Blog: Getting it right on the European stage

British age-grouper Paul Brown describes winning his category in the 2014 European Sprint Triathlon Championships in Kitzbühel, Austria last month

Paul Brown after winning his age-group at the European Sprint Triathlon Championships

After qualifying for this year’s European Sprint Triathlon Championships at the Newbiggen Triathlon in 2013, I knew that if I was ever to get anywhere near a medal this would be the course to do it on due to its hilly terrain.


Come race day and it’s raining. This is great in one way because I know it will be a guaranteed optional wetsuit swim, and being a non-swimmer I need that. On the other hand I’m a bit concerned as I know how fast and technical the downhill descents are on the bike course.

I make my way with friends to the transition to set up. Luckily I’m competing in one of the later waves so I am able to cheer on friends and other competitors. Amidst the excitement of the other races, and in what seemed like no time at all, it is suddenly time for me to get ready. 

The swim 

As the 35-39 age-groupers are called up to walk along the blue carpets to enter the water I start getting slightly nervous. With the water temperature below 22ºC wetsuits are optional and looking around it is clear that the majority of competitors have opted to wear one. We are requested to enter the water and the race begins.

I put everything into the start. Find a good rhythm, make sure to sight the large buoys as best as possible. Swimming is my weakest discipline but I know I’m giving it my best shot and I am happy with my performance.

I leave the water up the ramp and across the bridge past the spectators towards transition. Still out of breath from the swim, I remove my wetsuit, put on my helmet and unrack my bike. This is my chance to try and make up some time and I am determined to seize it. 

The bike

Paul Brown riding his bike in the European Sprint Triathlon Championships

I mount the bike after the mount line knowing that James Manson (who beat me in Nottingham one month earlier) is just in front of me. James and I tussle along the first straight, but once we hit the first hill my light body frame gives me an advantage, I overtake James and give it everything in my attempt to break away. My aim now is to try and descend as fast as possible, but without falling like several earlier competitors had done due to the wet road conditions. I try to take the best lines I can, maintaining as much speed as possible.
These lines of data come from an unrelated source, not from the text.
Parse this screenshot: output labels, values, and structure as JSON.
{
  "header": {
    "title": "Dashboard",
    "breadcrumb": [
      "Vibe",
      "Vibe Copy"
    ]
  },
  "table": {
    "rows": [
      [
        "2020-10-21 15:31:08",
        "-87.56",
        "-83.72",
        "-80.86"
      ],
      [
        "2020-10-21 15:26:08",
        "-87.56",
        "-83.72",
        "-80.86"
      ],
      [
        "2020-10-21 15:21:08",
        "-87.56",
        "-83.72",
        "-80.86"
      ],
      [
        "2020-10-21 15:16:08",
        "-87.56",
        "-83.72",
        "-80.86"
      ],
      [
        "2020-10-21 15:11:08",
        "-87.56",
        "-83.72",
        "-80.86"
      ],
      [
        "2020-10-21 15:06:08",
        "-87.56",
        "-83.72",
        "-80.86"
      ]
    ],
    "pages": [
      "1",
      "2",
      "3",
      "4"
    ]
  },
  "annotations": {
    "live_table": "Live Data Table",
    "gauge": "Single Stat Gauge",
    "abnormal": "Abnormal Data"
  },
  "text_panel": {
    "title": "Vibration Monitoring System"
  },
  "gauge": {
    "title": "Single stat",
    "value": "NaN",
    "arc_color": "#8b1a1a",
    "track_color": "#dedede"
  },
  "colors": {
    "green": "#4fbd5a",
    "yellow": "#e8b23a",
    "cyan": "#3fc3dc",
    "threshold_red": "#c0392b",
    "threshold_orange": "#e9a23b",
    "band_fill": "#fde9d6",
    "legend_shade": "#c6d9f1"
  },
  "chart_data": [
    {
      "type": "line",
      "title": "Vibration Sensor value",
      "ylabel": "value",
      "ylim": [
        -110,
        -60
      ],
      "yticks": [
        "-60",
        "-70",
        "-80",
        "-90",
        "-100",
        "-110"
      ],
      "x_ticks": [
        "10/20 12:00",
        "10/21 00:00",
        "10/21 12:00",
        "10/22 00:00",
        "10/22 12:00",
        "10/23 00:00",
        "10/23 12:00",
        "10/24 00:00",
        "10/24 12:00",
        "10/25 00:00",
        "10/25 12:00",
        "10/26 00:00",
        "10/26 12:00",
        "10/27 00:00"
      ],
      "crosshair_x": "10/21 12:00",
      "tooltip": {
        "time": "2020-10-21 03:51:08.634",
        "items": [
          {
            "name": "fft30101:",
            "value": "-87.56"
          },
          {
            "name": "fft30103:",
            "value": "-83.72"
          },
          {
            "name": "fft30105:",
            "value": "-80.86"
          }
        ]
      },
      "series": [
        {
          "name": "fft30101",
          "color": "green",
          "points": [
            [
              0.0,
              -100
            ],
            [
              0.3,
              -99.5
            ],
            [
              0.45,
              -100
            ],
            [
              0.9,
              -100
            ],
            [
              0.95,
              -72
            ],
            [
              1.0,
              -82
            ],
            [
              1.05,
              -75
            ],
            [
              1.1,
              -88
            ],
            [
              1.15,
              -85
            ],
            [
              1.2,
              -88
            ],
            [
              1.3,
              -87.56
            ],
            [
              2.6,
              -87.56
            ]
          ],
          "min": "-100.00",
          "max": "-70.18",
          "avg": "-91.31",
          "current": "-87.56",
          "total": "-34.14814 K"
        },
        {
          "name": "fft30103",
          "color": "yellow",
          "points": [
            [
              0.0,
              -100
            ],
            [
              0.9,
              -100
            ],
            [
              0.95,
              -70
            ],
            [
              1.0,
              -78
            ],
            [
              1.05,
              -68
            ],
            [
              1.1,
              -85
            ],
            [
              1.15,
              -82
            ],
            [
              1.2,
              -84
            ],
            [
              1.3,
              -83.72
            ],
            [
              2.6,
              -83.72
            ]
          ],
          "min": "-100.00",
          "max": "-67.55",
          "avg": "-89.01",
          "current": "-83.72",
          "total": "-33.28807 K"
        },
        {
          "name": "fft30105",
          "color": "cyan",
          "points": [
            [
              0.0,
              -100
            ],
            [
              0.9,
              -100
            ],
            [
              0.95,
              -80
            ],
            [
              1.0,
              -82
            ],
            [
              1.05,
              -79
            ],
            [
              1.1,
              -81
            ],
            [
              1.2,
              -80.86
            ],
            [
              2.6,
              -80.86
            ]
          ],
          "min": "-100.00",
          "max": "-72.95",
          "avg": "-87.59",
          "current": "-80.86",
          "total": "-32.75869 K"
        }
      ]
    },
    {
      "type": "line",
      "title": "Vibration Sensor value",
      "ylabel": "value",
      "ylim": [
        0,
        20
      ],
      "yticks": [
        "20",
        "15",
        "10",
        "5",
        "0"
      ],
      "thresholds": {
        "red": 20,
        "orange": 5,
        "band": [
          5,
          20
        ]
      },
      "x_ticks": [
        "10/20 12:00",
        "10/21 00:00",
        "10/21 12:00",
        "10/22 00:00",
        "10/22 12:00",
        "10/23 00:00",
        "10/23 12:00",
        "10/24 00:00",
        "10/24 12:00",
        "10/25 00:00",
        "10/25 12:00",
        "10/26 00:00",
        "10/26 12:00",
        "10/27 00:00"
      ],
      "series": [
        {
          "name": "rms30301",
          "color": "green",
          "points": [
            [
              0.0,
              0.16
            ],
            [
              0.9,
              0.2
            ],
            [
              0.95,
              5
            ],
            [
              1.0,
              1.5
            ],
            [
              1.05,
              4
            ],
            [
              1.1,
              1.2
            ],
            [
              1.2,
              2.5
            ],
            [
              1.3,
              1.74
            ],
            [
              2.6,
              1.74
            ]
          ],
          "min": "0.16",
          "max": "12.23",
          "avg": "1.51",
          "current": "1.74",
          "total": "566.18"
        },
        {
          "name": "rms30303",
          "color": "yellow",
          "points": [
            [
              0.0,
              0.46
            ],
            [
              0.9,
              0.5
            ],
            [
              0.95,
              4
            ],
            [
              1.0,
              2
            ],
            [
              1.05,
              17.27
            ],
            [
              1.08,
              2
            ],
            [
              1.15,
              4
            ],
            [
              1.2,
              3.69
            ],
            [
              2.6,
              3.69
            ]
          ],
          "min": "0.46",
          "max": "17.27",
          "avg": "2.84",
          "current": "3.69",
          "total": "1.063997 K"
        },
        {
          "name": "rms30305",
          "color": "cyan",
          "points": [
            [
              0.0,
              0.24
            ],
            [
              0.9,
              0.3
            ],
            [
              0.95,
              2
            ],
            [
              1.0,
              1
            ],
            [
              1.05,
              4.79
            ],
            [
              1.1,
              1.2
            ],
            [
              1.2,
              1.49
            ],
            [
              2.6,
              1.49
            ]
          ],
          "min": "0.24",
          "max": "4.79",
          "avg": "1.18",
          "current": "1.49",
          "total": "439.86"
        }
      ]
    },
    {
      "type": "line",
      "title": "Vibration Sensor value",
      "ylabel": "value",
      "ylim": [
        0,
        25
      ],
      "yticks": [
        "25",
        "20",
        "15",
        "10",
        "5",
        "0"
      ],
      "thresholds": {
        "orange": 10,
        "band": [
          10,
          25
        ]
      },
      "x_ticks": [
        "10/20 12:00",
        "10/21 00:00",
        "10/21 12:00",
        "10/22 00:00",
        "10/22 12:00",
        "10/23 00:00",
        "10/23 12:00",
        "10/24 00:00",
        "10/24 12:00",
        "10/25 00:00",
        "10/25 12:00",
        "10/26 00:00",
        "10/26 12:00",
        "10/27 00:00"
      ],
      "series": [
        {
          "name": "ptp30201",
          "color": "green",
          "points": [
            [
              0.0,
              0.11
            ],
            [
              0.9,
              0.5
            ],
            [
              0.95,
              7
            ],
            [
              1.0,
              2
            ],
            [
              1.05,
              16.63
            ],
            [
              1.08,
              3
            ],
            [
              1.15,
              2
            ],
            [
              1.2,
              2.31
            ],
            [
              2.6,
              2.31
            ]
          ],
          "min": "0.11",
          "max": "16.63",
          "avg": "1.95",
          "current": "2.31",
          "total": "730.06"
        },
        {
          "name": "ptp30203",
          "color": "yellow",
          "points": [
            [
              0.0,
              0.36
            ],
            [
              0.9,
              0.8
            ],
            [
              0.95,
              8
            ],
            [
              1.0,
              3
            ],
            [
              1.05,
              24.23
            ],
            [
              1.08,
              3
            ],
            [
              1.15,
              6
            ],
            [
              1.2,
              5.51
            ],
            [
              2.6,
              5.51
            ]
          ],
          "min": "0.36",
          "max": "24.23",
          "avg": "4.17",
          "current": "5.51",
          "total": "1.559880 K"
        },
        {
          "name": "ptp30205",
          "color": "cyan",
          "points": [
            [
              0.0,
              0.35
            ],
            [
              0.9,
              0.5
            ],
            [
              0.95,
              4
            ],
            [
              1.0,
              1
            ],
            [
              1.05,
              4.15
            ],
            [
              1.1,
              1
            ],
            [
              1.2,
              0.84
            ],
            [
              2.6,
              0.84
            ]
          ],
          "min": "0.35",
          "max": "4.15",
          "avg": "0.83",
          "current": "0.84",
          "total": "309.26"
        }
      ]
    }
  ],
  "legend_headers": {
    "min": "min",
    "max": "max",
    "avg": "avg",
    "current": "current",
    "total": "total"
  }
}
I am on the third ascent and can see the bike of Jonny Mclean ahead. Jonny won gold last year and is one of my main rivals, so I know that if I can keep pace I will be close to a medal position. Seeing Jonny gives me a much-needed boost as the hills are the biggest I’ve ever had to endure in a race. I give it everything I had and finally catch him with a few kilometres of the race to go. Jonny and I then tussle for position, and as we get closer to transition I want to make sure I am in front, so I gave one final push and overtake him into T2.     

The run

Jonny and I both have a fast T2 but I come out a few seconds in front. I can’t believe how well the race is going but I have to maintain focus …. there’s still the run to do!

I manage to maintain a good pace along the path which is all the way around the lake with some long ascents and descents. My only option is to give it everything I have and try to stretch out my lead. I manage to slightly increase the gap on the downhill section and this is reliably relayed to me by my friend who has somehow made it to the other side of the lake to scream updates.

Paul Brown running at the European Triathlon Sprint Championships

With the finish in sight, I grab a British flag and accelerate to the line. I’m overwhelmed with emotion at the thought that I am possibly the European champion for my age-group. Jonny comes in seconds later and we both congratulate each other on a great race in the way of a huge man hug.

My friends confirm I have won the race, I feel emotional that I have actually realised my ultimate triathlon dream. I would give anything for my wife Toni and my two daughters Emily and Katie to be there to enjoy it with me. 

Later that day I attend the award ceremony and receive my medal, feeling so honoured. I’m very thankful to have friends around me to celebrate with and they certainly make my European glory even more of a special experience than it already is. Thanks also go to all at British Triathlon and to Kitzbühel for putting on such an amazing event. Finally I must give a massive thanks to my family who are a constant support and a source of much encouragement.


Were you also racing in Kitzbühel? How did you get on? Let us know in the comments!